Jason at IIATMS has a major post up this morning about how the baseball press missed the steroids story. There are many good points there, and the most comprehensive cataloging of reporter mea culpas on how they missed the story that I’ve seen to date. At the moment, however, it is this passage that has me thinking:
But the real crux of this discussion lies at the feet of the reporters covering the teams. As with anything, what did they know and when did they know it…and why didn’t they say anything as soon as they learned of something? Questions we’ll never really know the answers to. Some writers, Buster particularly, have been self-critical.
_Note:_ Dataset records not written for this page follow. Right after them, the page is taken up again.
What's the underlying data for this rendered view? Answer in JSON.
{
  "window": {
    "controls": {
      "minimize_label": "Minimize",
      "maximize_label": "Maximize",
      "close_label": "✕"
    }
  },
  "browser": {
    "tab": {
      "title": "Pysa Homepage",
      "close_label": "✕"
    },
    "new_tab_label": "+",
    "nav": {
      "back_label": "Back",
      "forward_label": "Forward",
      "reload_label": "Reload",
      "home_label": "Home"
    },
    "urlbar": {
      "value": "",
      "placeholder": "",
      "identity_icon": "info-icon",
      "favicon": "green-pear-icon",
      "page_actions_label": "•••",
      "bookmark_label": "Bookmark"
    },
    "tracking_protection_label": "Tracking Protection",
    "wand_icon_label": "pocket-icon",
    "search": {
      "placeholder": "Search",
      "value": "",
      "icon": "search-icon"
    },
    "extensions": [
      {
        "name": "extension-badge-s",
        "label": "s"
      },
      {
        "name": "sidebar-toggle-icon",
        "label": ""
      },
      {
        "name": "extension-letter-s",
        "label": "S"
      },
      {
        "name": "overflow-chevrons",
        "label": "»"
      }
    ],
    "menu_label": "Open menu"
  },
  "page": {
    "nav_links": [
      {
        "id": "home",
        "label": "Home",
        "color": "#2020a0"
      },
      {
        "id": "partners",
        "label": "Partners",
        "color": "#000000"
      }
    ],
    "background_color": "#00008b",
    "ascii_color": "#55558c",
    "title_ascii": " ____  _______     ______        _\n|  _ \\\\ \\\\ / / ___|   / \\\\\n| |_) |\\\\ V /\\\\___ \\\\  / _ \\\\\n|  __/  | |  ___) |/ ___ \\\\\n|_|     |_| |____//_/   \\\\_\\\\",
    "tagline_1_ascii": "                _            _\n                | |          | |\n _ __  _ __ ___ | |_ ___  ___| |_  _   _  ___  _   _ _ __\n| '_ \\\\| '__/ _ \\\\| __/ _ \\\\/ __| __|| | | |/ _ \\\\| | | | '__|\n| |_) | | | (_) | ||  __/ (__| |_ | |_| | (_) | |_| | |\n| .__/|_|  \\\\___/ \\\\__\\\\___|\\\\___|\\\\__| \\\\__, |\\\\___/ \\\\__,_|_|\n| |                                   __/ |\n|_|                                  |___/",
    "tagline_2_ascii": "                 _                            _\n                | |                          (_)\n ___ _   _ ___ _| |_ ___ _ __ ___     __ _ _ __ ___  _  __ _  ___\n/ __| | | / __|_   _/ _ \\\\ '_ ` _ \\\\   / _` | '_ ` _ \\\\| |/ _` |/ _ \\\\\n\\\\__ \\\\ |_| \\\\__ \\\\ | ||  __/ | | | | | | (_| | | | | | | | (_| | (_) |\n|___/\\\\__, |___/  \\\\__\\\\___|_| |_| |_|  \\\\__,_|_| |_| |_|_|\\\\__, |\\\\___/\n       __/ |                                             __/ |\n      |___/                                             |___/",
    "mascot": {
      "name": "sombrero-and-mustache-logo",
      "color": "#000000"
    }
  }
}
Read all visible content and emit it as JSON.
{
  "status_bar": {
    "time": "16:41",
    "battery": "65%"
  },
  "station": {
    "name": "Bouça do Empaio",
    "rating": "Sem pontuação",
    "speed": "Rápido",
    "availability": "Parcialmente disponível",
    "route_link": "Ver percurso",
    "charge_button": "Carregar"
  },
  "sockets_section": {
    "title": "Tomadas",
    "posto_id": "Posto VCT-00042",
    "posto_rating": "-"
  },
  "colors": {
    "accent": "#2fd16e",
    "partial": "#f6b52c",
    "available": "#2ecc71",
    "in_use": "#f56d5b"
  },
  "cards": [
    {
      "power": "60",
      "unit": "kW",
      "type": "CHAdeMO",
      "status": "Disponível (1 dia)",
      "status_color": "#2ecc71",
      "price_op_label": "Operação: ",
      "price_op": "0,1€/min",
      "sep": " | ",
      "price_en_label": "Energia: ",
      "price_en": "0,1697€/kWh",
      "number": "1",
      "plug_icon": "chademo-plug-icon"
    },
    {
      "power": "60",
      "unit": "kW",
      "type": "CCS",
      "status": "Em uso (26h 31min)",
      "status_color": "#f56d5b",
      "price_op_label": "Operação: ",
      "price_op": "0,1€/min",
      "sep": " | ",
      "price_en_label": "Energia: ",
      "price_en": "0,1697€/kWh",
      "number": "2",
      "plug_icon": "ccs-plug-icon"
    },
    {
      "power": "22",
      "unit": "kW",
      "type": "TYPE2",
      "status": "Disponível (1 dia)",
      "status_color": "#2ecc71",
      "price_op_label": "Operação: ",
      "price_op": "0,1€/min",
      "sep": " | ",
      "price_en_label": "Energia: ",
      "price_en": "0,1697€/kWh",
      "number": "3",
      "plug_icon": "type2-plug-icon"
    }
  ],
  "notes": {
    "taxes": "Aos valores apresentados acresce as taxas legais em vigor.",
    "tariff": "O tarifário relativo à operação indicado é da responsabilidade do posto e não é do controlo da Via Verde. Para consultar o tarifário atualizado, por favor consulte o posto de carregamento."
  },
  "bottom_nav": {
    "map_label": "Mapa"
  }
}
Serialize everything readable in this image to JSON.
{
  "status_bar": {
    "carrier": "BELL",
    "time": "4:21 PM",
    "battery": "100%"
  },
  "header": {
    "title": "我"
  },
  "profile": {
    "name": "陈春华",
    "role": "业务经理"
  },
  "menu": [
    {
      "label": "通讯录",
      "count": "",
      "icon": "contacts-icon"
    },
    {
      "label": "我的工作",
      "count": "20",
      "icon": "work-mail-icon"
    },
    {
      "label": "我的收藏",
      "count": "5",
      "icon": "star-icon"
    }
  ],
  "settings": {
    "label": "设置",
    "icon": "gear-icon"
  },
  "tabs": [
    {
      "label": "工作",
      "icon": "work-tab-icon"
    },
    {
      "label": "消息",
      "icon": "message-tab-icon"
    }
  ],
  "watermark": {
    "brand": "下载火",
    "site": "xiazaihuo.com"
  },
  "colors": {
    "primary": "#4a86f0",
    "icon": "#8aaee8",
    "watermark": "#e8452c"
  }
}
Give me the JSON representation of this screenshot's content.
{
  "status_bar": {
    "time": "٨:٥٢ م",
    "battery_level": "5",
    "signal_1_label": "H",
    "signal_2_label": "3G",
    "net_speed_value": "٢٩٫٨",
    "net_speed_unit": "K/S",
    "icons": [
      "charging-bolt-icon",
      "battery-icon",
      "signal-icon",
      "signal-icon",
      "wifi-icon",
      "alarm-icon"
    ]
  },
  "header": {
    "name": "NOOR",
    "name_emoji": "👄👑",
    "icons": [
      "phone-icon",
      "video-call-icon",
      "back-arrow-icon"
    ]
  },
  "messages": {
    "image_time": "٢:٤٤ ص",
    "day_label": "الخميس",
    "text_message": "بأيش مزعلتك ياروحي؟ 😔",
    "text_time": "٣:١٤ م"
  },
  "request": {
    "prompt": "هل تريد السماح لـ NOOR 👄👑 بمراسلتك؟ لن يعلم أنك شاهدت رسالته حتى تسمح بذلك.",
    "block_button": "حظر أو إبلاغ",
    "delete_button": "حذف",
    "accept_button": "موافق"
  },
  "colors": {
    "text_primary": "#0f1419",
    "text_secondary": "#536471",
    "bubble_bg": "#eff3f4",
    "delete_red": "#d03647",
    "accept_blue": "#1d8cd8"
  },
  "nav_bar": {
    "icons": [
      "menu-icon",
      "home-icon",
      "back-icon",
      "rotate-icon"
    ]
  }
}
Others less so. What started out as a search for some of Buster’s notable admissions and self-admonishments, brought me to an article that’s two and a half years old, but as relevant as ever . . .
. . . The writers and reporters could have done more. Should we have EXPECTED more? Maybe. But honestly, how many of us are strong enough to risk our careers to be a whistleblower? You need to feed your family, a professional identity to cultivate or protect. I can see how and why some chose to cover their eyes and rejoice over McGwire, Sosa and the rest.
I’m not willing to be as sympathetic. Yes, I’m aware of the long tradition of baseball writers looking the other way, but I think it’s a poor excuse for journalistic failure. And it was a failure, brought on by the fact that, unlike any other genre of journalist, sports reporters are essentially expected to be beholden to the subjects they cover. Maybe sports isn’t as important as politics or international affairs or the economy, but wouldn’t we all be better off if the same standards, or at least something close to it, were applied to sports reporting that apply to those beats? Wouldn’t we know more? Wouldn’t it cultivate a deeper interest in the games we watch?